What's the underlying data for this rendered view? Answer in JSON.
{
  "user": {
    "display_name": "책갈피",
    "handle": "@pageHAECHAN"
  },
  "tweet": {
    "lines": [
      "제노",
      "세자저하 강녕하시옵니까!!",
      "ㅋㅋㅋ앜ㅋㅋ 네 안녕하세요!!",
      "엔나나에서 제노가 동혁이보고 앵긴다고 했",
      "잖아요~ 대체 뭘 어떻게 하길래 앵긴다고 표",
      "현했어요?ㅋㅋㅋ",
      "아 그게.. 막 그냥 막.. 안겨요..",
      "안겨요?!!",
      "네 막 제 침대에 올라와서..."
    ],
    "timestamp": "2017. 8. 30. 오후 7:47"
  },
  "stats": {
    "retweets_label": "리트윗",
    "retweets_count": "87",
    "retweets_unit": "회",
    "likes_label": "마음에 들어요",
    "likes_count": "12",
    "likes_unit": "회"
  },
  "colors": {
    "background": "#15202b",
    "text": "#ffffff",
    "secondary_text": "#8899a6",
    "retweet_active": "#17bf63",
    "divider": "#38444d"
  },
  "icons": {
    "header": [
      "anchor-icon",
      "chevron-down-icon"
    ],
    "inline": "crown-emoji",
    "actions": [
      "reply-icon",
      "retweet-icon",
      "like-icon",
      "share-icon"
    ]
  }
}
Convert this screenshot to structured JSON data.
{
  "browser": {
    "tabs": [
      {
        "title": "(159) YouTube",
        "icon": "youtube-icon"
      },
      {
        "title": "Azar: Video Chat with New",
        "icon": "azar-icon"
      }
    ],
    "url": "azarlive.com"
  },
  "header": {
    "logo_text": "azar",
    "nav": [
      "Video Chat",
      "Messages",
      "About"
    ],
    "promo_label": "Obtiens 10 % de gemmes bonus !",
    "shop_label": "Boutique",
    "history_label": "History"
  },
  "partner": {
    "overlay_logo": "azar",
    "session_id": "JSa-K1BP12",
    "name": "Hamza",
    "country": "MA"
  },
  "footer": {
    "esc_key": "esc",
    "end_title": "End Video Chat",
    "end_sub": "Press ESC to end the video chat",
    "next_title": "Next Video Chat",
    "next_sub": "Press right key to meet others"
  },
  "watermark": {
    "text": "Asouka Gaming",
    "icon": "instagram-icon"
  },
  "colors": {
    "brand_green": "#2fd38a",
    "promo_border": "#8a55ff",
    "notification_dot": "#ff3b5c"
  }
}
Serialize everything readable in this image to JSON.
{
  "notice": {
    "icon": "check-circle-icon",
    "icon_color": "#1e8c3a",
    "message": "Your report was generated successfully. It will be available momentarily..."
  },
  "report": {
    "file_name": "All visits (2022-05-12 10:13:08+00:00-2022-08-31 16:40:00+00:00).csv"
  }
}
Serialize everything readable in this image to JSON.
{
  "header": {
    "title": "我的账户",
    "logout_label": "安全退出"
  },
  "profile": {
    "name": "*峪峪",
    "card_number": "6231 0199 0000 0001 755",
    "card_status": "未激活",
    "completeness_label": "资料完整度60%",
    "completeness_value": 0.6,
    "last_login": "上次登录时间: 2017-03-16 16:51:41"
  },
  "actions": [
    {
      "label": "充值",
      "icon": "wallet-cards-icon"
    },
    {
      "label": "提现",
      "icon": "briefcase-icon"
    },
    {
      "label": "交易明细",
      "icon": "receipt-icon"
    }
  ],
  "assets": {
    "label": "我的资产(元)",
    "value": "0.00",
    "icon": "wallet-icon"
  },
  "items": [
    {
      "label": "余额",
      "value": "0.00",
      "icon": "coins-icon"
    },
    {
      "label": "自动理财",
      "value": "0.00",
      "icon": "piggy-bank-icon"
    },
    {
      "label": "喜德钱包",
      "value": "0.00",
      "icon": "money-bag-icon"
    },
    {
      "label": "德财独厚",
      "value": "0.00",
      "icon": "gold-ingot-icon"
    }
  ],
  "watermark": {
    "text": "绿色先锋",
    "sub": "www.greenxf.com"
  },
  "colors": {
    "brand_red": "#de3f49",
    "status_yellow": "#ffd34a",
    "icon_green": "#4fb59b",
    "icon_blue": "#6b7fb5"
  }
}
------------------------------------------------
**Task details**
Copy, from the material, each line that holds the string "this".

**Exercise result**
What's the underlying data for this rendered view? Answer in JSON.
Convert this screenshot to structured JSON data.
Serialize everything readable in this image to JSON.
Serialize everything readable in this image to JSON.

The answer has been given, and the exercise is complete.